The task » Please output all the entries word for word, without the pictures.

Data records for software interfaces
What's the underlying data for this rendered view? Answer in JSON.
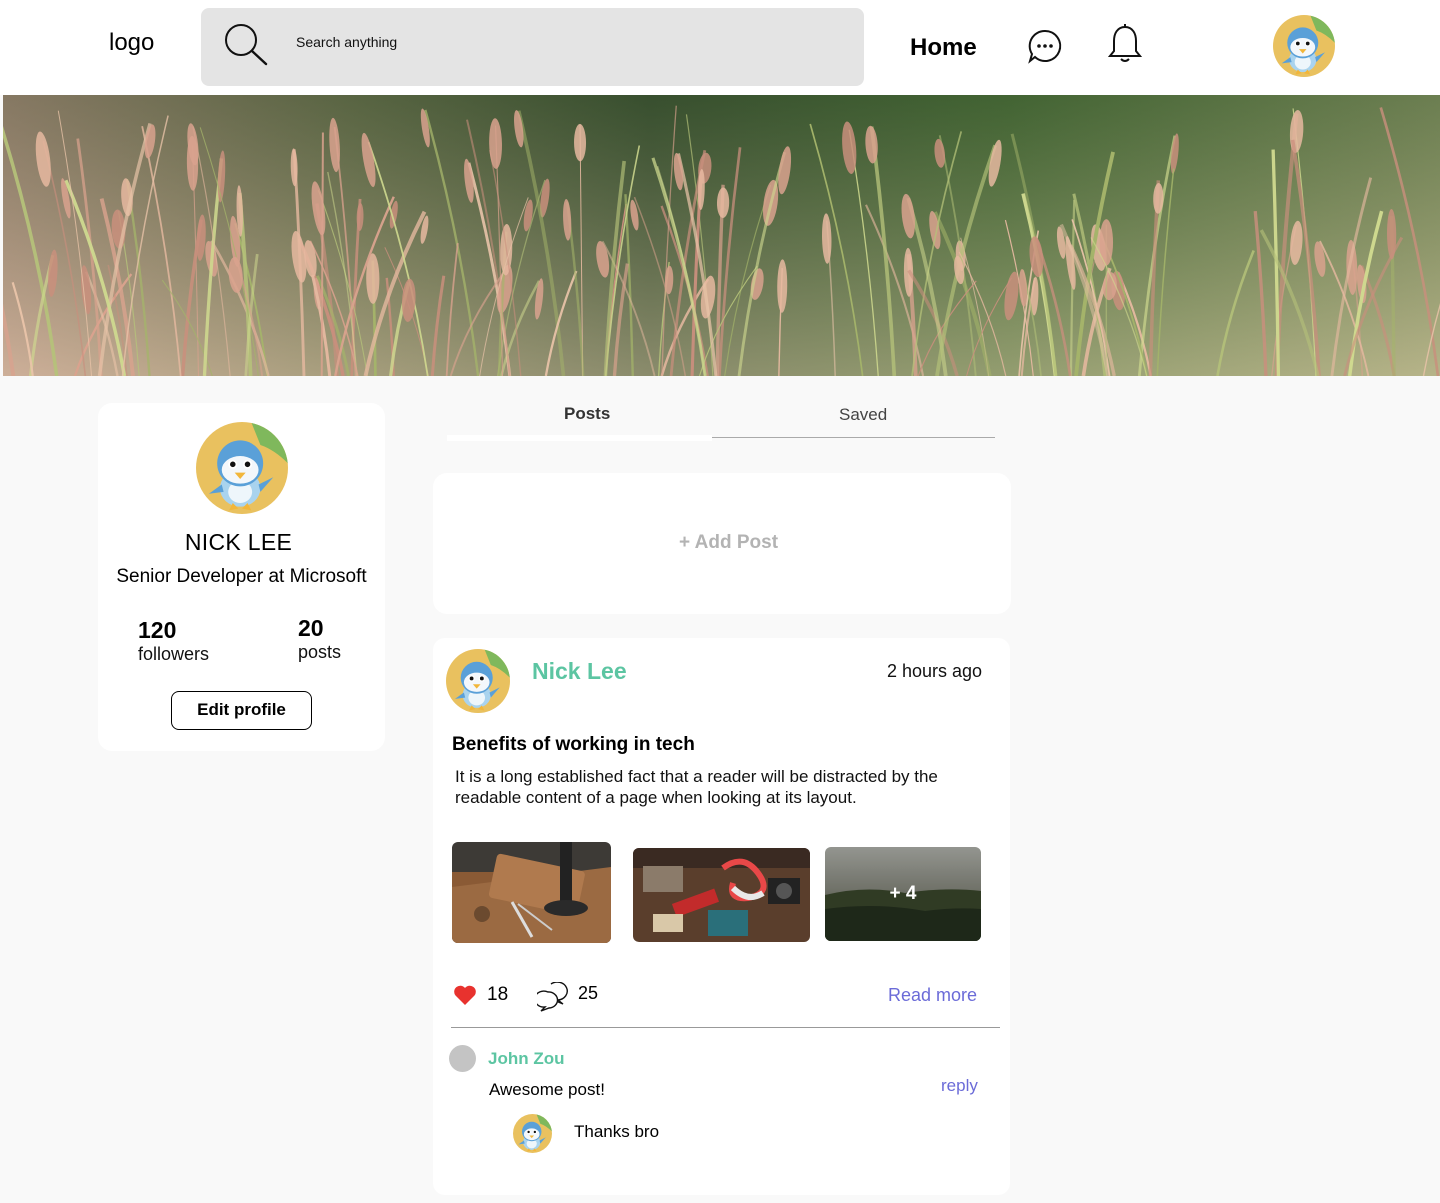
{
  "header": {
    "logo_text": "logo",
    "search_placeholder": "Search anything",
    "nav_home": "Home",
    "icons": [
      "search-icon",
      "chat-icon",
      "bell-icon",
      "user-avatar"
    ]
  },
  "tabs": [
    {
      "label": "Posts",
      "active": true
    },
    {
      "label": "Saved",
      "active": false
    }
  ],
  "profile": {
    "name": "NICK LEE",
    "title": "Senior Developer at Microsoft",
    "followers_count": "120",
    "followers_label": "followers",
    "posts_count": "20",
    "posts_label": "posts",
    "edit_label": "Edit profile"
  },
  "composer": {
    "add_post_label": "+ Add Post"
  },
  "post": {
    "author": "Nick Lee",
    "time": "2 hours ago",
    "title": "Benefits of working in tech",
    "body": "It is a long established fact that a reader will be distracted by the readable content of a page when looking at its layout.",
    "more_images_label": "+ 4",
    "likes": "18",
    "comments": "25",
    "read_more": "Read more"
  },
  "comment": {
    "author": "John Zou",
    "text": "Awesome post!",
    "reply_label": "reply",
    "reply_text": "Thanks bro"
  },
  "colors": {
    "accent_green": "#5cc5a2",
    "link_blue": "#6b6bd8",
    "like_red": "#e8322e",
    "page_bg": "#f9f9f9"
  }
}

Answer to the exercise »
What's the underlying data for this rendered view? Answer in JSON.
{
  "header": {
    "logo_text": "logo",
    "search_placeholder": "Search anything",
    "nav_home": "Home",
    "icons": [
      "search-icon",
      "chat-icon",
      "bell-icon",
      "user-avatar"
    ]
  },
  "tabs": [
    {
      "label": "Posts",
      "active": true
    },
    {
      "label": "Saved",
      "active": false
    }
  ],
  "profile": {
    "name": "NICK LEE",
    "title": "Senior Developer at Microsoft",
    "followers_count": "120",
    "followers_label": "followers",
    "posts_count": "20",
    "posts_label": "posts",
    "edit_label": "Edit profile"
  },
  "composer": {
    "add_post_label": "+ Add Post"
  },
  "post": {
    "author": "Nick Lee",
    "time": "2 hours ago",
    "title": "Benefits of working in tech",
    "body": "It is a long established fact that a reader will be distracted by the readable content of a page when looking at its layout.",
    "more_images_label": "+ 4",
    "likes": "18",
    "comments": "25",
    "read_more": "Read more"
  },
  "comment": {
    "author": "John Zou",
    "text": "Awesome post!",
    "reply_label": "reply",
    "reply_text": "Thanks bro"
  },
  "colors": {
    "accent_green": "#5cc5a2",
    "link_blue": "#6b6bd8",
    "like_red": "#e8322e",
    "page_bg": "#f9f9f9"
  }
}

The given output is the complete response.